Your assignment –
Look at the entries below and reproduce them exactly.
__________
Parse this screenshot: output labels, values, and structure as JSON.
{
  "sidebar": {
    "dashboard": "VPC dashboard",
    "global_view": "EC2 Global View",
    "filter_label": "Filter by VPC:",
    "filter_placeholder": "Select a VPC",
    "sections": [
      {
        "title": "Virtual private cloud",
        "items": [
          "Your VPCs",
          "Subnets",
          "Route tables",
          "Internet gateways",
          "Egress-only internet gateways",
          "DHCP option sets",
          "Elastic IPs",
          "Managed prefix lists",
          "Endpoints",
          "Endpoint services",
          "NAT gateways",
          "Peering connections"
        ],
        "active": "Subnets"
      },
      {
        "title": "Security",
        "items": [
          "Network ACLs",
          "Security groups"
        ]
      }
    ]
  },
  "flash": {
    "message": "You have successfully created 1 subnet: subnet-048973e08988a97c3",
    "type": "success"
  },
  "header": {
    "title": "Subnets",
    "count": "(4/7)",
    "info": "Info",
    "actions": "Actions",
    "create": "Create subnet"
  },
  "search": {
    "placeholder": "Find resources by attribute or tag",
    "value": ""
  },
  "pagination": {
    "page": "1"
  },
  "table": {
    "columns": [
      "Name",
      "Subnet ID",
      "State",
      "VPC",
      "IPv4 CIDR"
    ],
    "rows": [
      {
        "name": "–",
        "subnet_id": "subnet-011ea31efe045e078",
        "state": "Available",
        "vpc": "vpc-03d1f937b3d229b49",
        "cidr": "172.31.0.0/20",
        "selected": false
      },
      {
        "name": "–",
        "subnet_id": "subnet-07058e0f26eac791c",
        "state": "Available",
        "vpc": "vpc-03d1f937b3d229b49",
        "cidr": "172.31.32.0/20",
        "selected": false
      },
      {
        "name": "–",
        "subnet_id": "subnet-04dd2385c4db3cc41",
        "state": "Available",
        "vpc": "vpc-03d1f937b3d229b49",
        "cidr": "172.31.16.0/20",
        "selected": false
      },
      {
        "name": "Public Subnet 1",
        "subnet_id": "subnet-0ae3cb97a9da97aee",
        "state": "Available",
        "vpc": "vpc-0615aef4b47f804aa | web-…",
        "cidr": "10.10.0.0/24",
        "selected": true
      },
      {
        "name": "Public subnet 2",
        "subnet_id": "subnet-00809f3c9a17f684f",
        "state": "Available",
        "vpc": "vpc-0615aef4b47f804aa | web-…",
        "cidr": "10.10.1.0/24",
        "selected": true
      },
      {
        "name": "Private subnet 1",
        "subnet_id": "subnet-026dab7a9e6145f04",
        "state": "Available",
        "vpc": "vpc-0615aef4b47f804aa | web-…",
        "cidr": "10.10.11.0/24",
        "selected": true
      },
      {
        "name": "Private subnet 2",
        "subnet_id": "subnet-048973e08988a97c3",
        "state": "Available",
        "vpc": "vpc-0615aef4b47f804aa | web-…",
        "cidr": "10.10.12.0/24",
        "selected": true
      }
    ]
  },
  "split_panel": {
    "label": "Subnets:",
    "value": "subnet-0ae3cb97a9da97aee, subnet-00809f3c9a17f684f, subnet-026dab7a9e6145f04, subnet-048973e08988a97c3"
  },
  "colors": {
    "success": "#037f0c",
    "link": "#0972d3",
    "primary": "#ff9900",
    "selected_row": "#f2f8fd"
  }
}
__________
Task output –
Parse this screenshot: output labels, values, and structure as JSON.
{
  "sidebar": {
    "dashboard": "VPC dashboard",
    "global_view": "EC2 Global View",
    "filter_label": "Filter by VPC:",
    "filter_placeholder": "Select a VPC",
    "sections": [
      {
        "title": "Virtual private cloud",
        "items": [
          "Your VPCs",
          "Subnets",
          "Route tables",
          "Internet gateways",
          "Egress-only internet gateways",
          "DHCP option sets",
          "Elastic IPs",
          "Managed prefix lists",
          "Endpoints",
          "Endpoint services",
          "NAT gateways",
          "Peering connections"
        ],
        "active": "Subnets"
      },
      {
        "title": "Security",
        "items": [
          "Network ACLs",
          "Security groups"
        ]
      }
    ]
  },
  "flash": {
    "message": "You have successfully created 1 subnet: subnet-048973e08988a97c3",
    "type": "success"
  },
  "header": {
    "title": "Subnets",
    "count": "(4/7)",
    "info": "Info",
    "actions": "Actions",
    "create": "Create subnet"
  },
  "search": {
    "placeholder": "Find resources by attribute or tag",
    "value": ""
  },
  "pagination": {
    "page": "1"
  },
  "table": {
    "columns": [
      "Name",
      "Subnet ID",
      "State",
      "VPC",
      "IPv4 CIDR"
    ],
    "rows": [
      {
        "name": "–",
        "subnet_id": "subnet-011ea31efe045e078",
        "state": "Available",
        "vpc": "vpc-03d1f937b3d229b49",
        "cidr": "172.31.0.0/20",
        "selected": false
      },
      {
        "name": "–",
        "subnet_id": "subnet-07058e0f26eac791c",
        "state": "Available",
        "vpc": "vpc-03d1f937b3d229b49",
        "cidr": "172.31.32.0/20",
        "selected": false
      },
      {
        "name": "–",
        "subnet_id": "subnet-04dd2385c4db3cc41",
        "state": "Available",
        "vpc": "vpc-03d1f937b3d229b49",
        "cidr": "172.31.16.0/20",
        "selected": false
      },
      {
        "name": "Public Subnet 1",
        "subnet_id": "subnet-0ae3cb97a9da97aee",
        "state": "Available",
        "vpc": "vpc-0615aef4b47f804aa | web-…",
        "cidr": "10.10.0.0/24",
        "selected": true
      },
      {
        "name": "Public subnet 2",
        "subnet_id": "subnet-00809f3c9a17f684f",
        "state": "Available",
        "vpc": "vpc-0615aef4b47f804aa | web-…",
        "cidr": "10.10.1.0/24",
        "selected": true
      },
      {
        "name": "Private subnet 1",
        "subnet_id": "subnet-026dab7a9e6145f04",
        "state": "Available",
        "vpc": "vpc-0615aef4b47f804aa | web-…",
        "cidr": "10.10.11.0/24",
        "selected": true
      },
      {
        "name": "Private subnet 2",
        "subnet_id": "subnet-048973e08988a97c3",
        "state": "Available",
        "vpc": "vpc-0615aef4b47f804aa | web-…",
        "cidr": "10.10.12.0/24",
        "selected": true
      }
    ]
  },
  "split_panel": {
    "label": "Subnets:",
    "value": "subnet-0ae3cb97a9da97aee, subnet-00809f3c9a17f684f, subnet-026dab7a9e6145f04, subnet-048973e08988a97c3"
  },
  "colors": {
    "success": "#037f0c",
    "link": "#0972d3",
    "primary": "#ff9900",
    "selected_row": "#f2f8fd"
  }
}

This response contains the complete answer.